Of course I haven’t done it for six years and so naturally hindsight is making it seem much more delightful that it inevitably was. To tell the truth it was hard. It was the hardest thing I had ever done in my life. There were so many emotions to navigate, so many personalities to negotiate, it was like that picture from the haunted house in Disneyland where the girl has her pretty dress and her parasol and as the picture reveals itself she is on a tightrope and there is an alligator underneath her with his mouth gaping wide open waiting for her to fall in.
What I wore to work became an obsession. I am a very tall woman, with very big boobs and curves that go on for days and days. Long feet with even longer legs.
I had a presence about me that was a bit like an uncontrolled forest fire.
Oodles of passion, passion for days and days and days with very little control over my emotions. I was in my 30’s. This was my first real adult job. I wanted to be taken very seriously, I wanted to not be taken seriously at all.
I wanted to FEEL fancy and glamorous.
I wanted everyone in Utah to THINK I was fancy and glamorous. I wanted ultimate power and control and what I wore became entirely reflective of that notion.
What I wore wasn’t just about my clothes. I mean sure, the clothes were super important. I needed office clothes, legislature clothes, casual Friday clothes, and I needed clothes to wear to the bar and out to dinner. Everyone knew who I was. I was on TV and in the papers at least once a month. Three entire pages of my CV are dedicated to my media appearances. I had a personal shopper at Nordstrom and a gay shoe boy at Nordstrom. I had Memorie the hair goddess who was in a punk rock band and sang a song called “Fucking Tourette’s”. I had a Mac drag queen and a car guy. I had a realtor and a coffee man. What I wore wasn’t just about my clothes, it was about my everything.
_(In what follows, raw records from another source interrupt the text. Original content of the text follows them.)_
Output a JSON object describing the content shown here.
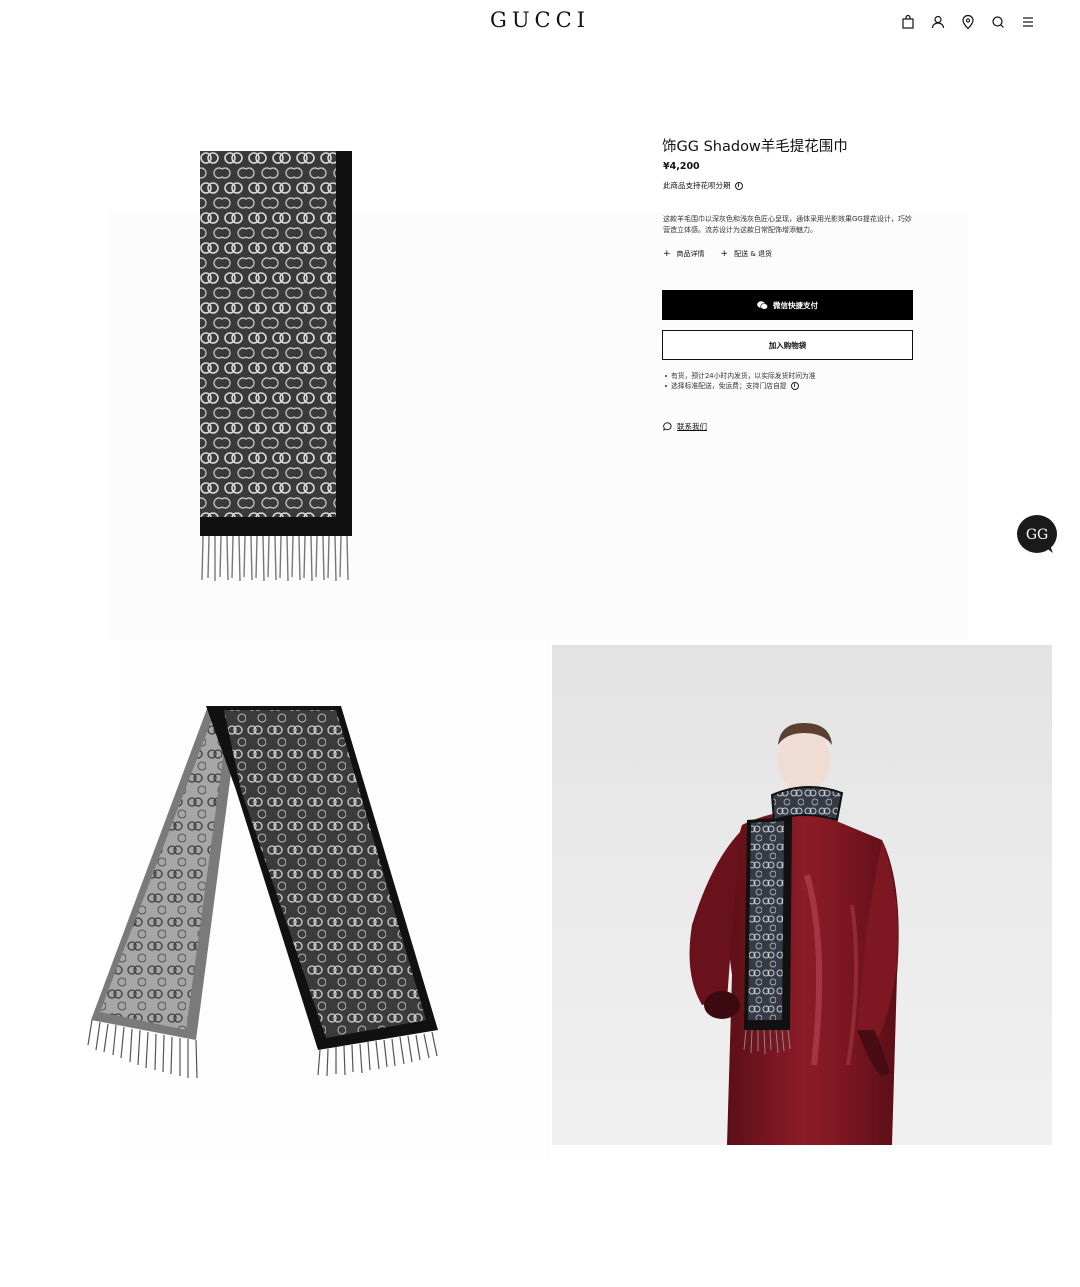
{
  "header": {
    "logo": "GUCCI",
    "icons": [
      "shopping-bag-icon",
      "user-icon",
      "location-pin-icon",
      "search-icon",
      "menu-icon"
    ]
  },
  "product": {
    "title": "饰GG Shadow羊毛提花围巾",
    "price": "¥4,200",
    "installment_note": "此商品支持花呗分期",
    "description": "这款羊毛围巾以深灰色和浅灰色匠心呈现，通体采用光影效果GG提花设计，巧妙营造立体感。流苏设计为这款日常配饰增添魅力。",
    "accordions": [
      {
        "label": "商品详情"
      },
      {
        "label": "配送 & 退货"
      }
    ],
    "buttons": {
      "primary": "微信快捷支付",
      "secondary": "加入购物袋"
    },
    "shipping_notes": [
      "有货，预计24小时内发货，以实际发货时间为准",
      "选择标准配送，免运费；支持门店自提"
    ],
    "contact_label": "联系我们"
  },
  "colors": {
    "primary_button": "#000000",
    "text": "#111111",
    "coat_red": "#7a1620"
  }
}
The Utah Legislature was a unique political body that only worked part time. The legislative session would run for 45 days in the dead of winter. January-March I was up on the hill every single day. There was snow, there was sludge, there was mind and finger numbing cold and every lobbyist on that hill was a damn fashion plate. I had to fit in and at the same time I had to stick out. I had to wear the right amount of sassy with the right amount of demure. I drove a white jeep with a sticker on the back of it that said “Hummer escape pod”. When parking was scarce and spots had been taken up by giant mounds of snow that had been shoveled off the road I would park on top of those hills then climb down them in my high heeled boots and fishnet tights, hoping upon hope I would not fall on my face or rip a hole in my skirt/shoes/pantyhose/coat.
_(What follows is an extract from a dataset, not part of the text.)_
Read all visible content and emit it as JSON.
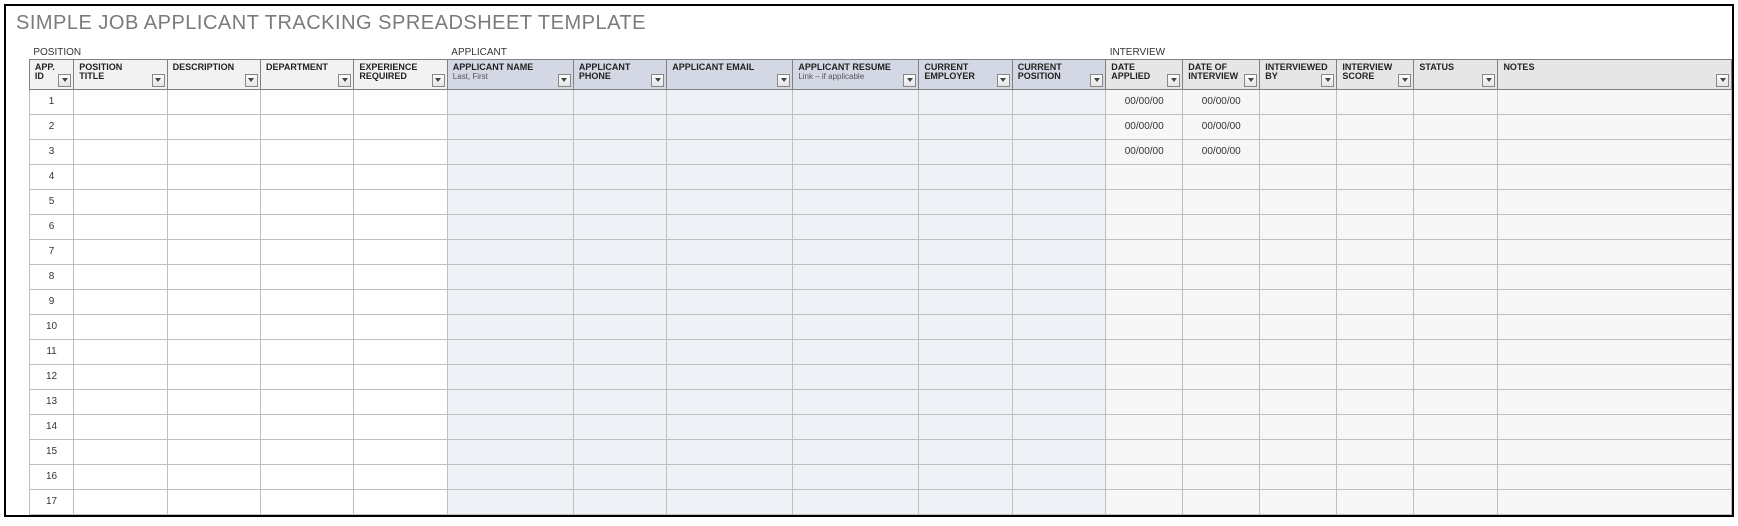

On days I was ready to go to war my cleavage would come out. Those days were set aside especially to kill nasty abortion bans and bills that eviscerated women’s rights.
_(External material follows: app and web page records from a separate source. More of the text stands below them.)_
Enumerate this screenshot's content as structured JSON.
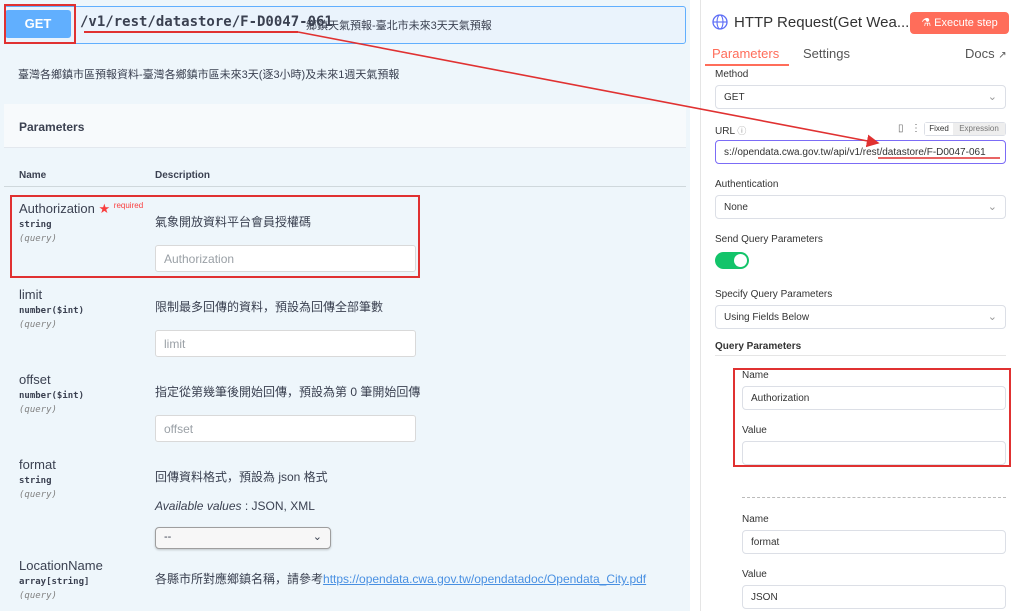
{
  "swagger": {
    "method": "GET",
    "path": "/v1/rest/datastore/F-D0047-061",
    "summary": "鄉鎮天氣預報-臺北市未來3天天氣預報",
    "description": "臺灣各鄉鎮市區預報資料-臺灣各鄉鎮市區未來3天(逐3小時)及未來1週天氣預報",
    "parameters_title": "Parameters",
    "col_name": "Name",
    "col_description": "Description",
    "params": [
      {
        "name": "Authorization",
        "required_mark": "★",
        "required_text": "required",
        "type": "string",
        "in": "(query)",
        "desc": "氣象開放資料平台會員授權碼",
        "placeholder": "Authorization"
      },
      {
        "name": "limit",
        "type": "number($int)",
        "in": "(query)",
        "desc": "限制最多回傳的資料，預設為回傳全部筆數",
        "placeholder": "limit"
      },
      {
        "name": "offset",
        "type": "number($int)",
        "in": "(query)",
        "desc": "指定從第幾筆後開始回傳，預設為第 0 筆開始回傳",
        "placeholder": "offset"
      },
      {
        "name": "format",
        "type": "string",
        "in": "(query)",
        "desc": "回傳資料格式，預設為 json 格式",
        "avail_label": "Available values",
        "avail_values": " : JSON, XML",
        "select_value": "--"
      },
      {
        "name": "LocationName",
        "type": "array[string]",
        "in": "(query)",
        "desc": "各縣市所對應鄉鎮名稱，請參考",
        "link": "https://opendata.cwa.gov.tw/opendatadoc/Opendata_City.pdf"
      }
    ]
  },
  "n8n": {
    "title": "HTTP Request(Get Wea...",
    "execute_label": "Execute step",
    "tabs": {
      "parameters": "Parameters",
      "settings": "Settings",
      "docs": "Docs"
    },
    "method_label": "Method",
    "method_value": "GET",
    "url_label": "URL",
    "url_mode_fixed": "Fixed",
    "url_mode_expression": "Expression",
    "url_value": "s://opendata.cwa.gov.tw/api/v1/rest/datastore/F-D0047-061",
    "auth_label": "Authentication",
    "auth_value": "None",
    "send_query_label": "Send Query Parameters",
    "send_query_on": true,
    "specify_label": "Specify Query Parameters",
    "specify_value": "Using Fields Below",
    "query_params_label": "Query Parameters",
    "query_params": [
      {
        "name_label": "Name",
        "name": "Authorization",
        "value_label": "Value",
        "value": ""
      },
      {
        "name_label": "Name",
        "name": "format",
        "value_label": "Value",
        "value": "JSON"
      }
    ]
  },
  "colors": {
    "accent": "#ff6d5a",
    "get": "#61affe",
    "annotation": "#e03131",
    "toggle_on": "#13c46a"
  }
}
On those days just enough cleavage would be exposed, a subtle hint off the top, like a nice wine bouquet.
The amount of skin was meant to confuse and leave people wondering if they had seen what they thought they had. High heels with enough leverage that most of the men on the hill would have no choice but to look straight down into my heaving bosom, which most of them did. This was a pain in the ass in the snow. It was slushy and wet the entire 45 days of the session. Feet would get wet, sensible shoes weren’t an option in this lobbyist fashion show.
Obviously what I wore was entirely intentional; it always got me what I wanted no matter which gender I was talking to. My former boss called my cleavage my “power”. The lobbyists knew when the shirts that showed the boobs came out to step aside; Missy was on the warpath, long legs ready for battle. I became legendary, Adriana (name changed to protect the innocent) who was an expert professional lobbyist became my arch fashion enemy. I was so jealous of her it was petty and childish, total elementary school insanity. Every day I would try to outdo her glamor. We would circle each other like lions around a kill, where did you get that bag? Is that Prada? YSL? Oh I see you went with Kate Spade this year, going for a more conservative look? Fortunately we both respected each other immensely as professionals, our shared love of fashion broke down barriers between us so that with her conservative colleagues I became respected and liked, in turn they would do my work with legislators that I couldn’t access.
What I wore on the hill was my success. My nice house and my nice car. My nice clothes with my nice shoes and my expensive hair. I passed laws and killed even more. What I wore was me.